MotoGP’s walking wounded trio of Marc Marquez, Cal Crutchlow and Alex Rins have made it through the opening day of action for the Andalucian Grand Prix at Jerez without incident, albeit with the reigning champion electing to sit out the track action as he continues to recover from injuries sustained last weekend.
Marquez, who only underwent surgery to have a broken right humerus plated on Tuesday, is working on a plan of limited track time as he tries to minimise both his risk and the damage to his title aspirations.
Only planning to ride in tomorrow’s FP3 to secure his route to qualifying and then in Sunday’s race, Marquez says he’s confident that the plan will pay off.
“Yesterday I arrived at the circuit after the operation in Barcelona and passed the medical test in the afternoon,” Marquez explained. “It means I can ride, and after discussing with Honda we decided to start directly on Saturday.
“I have slept quite well, I am obviously in some pain, but we have had physiotherapy sessions with my physio that have been quite good for me.
“With the team we have set ourselves only one objective, which is to see our feelings tomorrow in FP3. Let’s see how the arm is and from there we will decide our next objective.”
Crutchlow also underwent surgery in Barcelona on Sunday after breaking his scaphoid in a warm-up crash, but was able to complete 37 laps on Friday.

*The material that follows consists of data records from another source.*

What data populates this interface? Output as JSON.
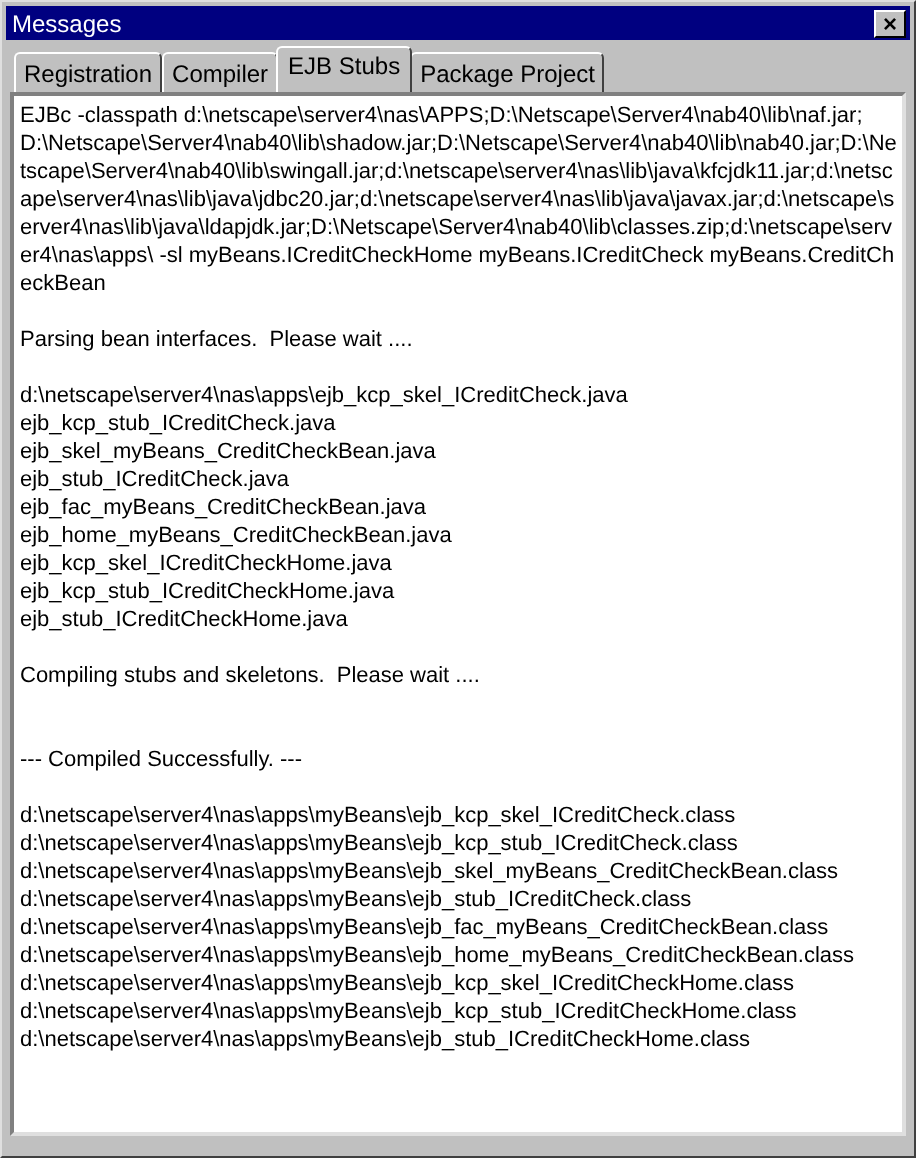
{
  "window": {
    "title": "Messages",
    "close_label": "×"
  },
  "tabs": [
    {
      "label": "Registration",
      "selected": false
    },
    {
      "label": "Compiler",
      "selected": false
    },
    {
      "label": "EJB Stubs",
      "selected": true
    },
    {
      "label": "Package Project",
      "selected": false
    }
  ],
  "log": [
    {
      "kind": "command",
      "lines": [
        "EJBc -classpath d:\\netscape\\server4\\nas\\APPS;D:\\Netscape\\Server4\\nab40\\lib\\naf.jar;D:\\Netscape\\Server4\\nab40\\lib\\shadow.jar;D:\\Netscape\\Server4\\nab40\\lib\\nab40.jar;D:\\Netscape\\Server4\\nab40\\lib\\swingall.jar;d:\\netscape\\server4\\nas\\lib\\java\\kfcjdk11.jar;d:\\netscape\\server4\\nas\\lib\\java\\jdbc20.jar;d:\\netscape\\server4\\nas\\lib\\java\\javax.jar;d:\\netscape\\server4\\nas\\lib\\java\\ldapjdk.jar;D:\\Netscape\\Server4\\nab40\\lib\\classes.zip;d:\\netscape\\server4\\nas\\apps\\ -sl myBeans.ICreditCheckHome myBeans.ICreditCheck myBeans.CreditCheckBean"
      ]
    },
    {
      "kind": "status",
      "lines": [
        "Parsing bean interfaces.  Please wait ...."
      ]
    },
    {
      "kind": "files",
      "lines": [
        "d:\\netscape\\server4\\nas\\apps\\ejb_kcp_skel_ICreditCheck.java",
        "ejb_kcp_stub_ICreditCheck.java",
        "ejb_skel_myBeans_CreditCheckBean.java",
        "ejb_stub_ICreditCheck.java",
        "ejb_fac_myBeans_CreditCheckBean.java",
        "ejb_home_myBeans_CreditCheckBean.java",
        "ejb_kcp_skel_ICreditCheckHome.java",
        "ejb_kcp_stub_ICreditCheckHome.java",
        "ejb_stub_ICreditCheckHome.java"
      ]
    },
    {
      "kind": "status",
      "lines": [
        "Compiling stubs and skeletons.  Please wait ...."
      ]
    },
    {
      "kind": "result",
      "lines": [
        "--- Compiled Successfully. ---"
      ]
    },
    {
      "kind": "files",
      "lines": [
        "d:\\netscape\\server4\\nas\\apps\\myBeans\\ejb_kcp_skel_ICreditCheck.class",
        "d:\\netscape\\server4\\nas\\apps\\myBeans\\ejb_kcp_stub_ICreditCheck.class",
        "d:\\netscape\\server4\\nas\\apps\\myBeans\\ejb_skel_myBeans_CreditCheckBean.class",
        "d:\\netscape\\server4\\nas\\apps\\myBeans\\ejb_stub_ICreditCheck.class",
        "d:\\netscape\\server4\\nas\\apps\\myBeans\\ejb_fac_myBeans_CreditCheckBean.class",
        "d:\\netscape\\server4\\nas\\apps\\myBeans\\ejb_home_myBeans_CreditCheckBean.class",
        "d:\\netscape\\server4\\nas\\apps\\myBeans\\ejb_kcp_skel_ICreditCheckHome.class",
        "d:\\netscape\\server4\\nas\\apps\\myBeans\\ejb_kcp_stub_ICreditCheckHome.class",
        "d:\\netscape\\server4\\nas\\apps\\myBeans\\ejb_stub_ICreditCheckHome.class"
      ]
    }
  ]
}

Admitting that he was struggling and ending up 20th on combined times, he’s nonetheless confident that he’ll be able to race.
“It was good to get back on track again, with not too bad a feeling on the bike. The team and Honda are very relaxed, but I’ve been able to show them that I’m able to ride the bike.
“I don’t actually have so much pain in my wrist, and when I do I just try and ride around it the best I can. My condition on the bike isn’t superb, but we’ll keep working to make me as comfortable as we can on the bike.”
However, things are looking less cheerful for Alex Rins in the Suzuki camp. He sustained a minor fracture to his shoulder in his qualifying crash on Saturday, but it’s muscle and ligament damage that’s affecting him more than the bone – and he conceded that it may yet prove impossible to race.
“I would like to say it was a good day, but it was a hard and painful one,” Rins said. “On the bike I’ve been feeling a lot of pain, and I thought I would be able to ride around it but I saw after the session that that was impossible.
“But we need to keep fighting, and FP2 was a lot better than the first session after I took some analgesics. Let’s see how it is tomorrow because I need to feel good on the bike, and as soon as I start to realise I don’t have enough power then I’ll stop because it’s dangerous for me and for the other riders.”
Given the high attrition rate of the opening weekend of action, Crutchlow says that Jerez’s design features will have to be addressed in the safety commission, with the British rider aware that changes may need to be made for 2021.
“It seems that over the weekend everyone who crashed fast in the gravel broke bones. The depth of the gravel means we ended tumbling a lot. We need to look at it, because I’m sure that it’s what created a lot of the problems.”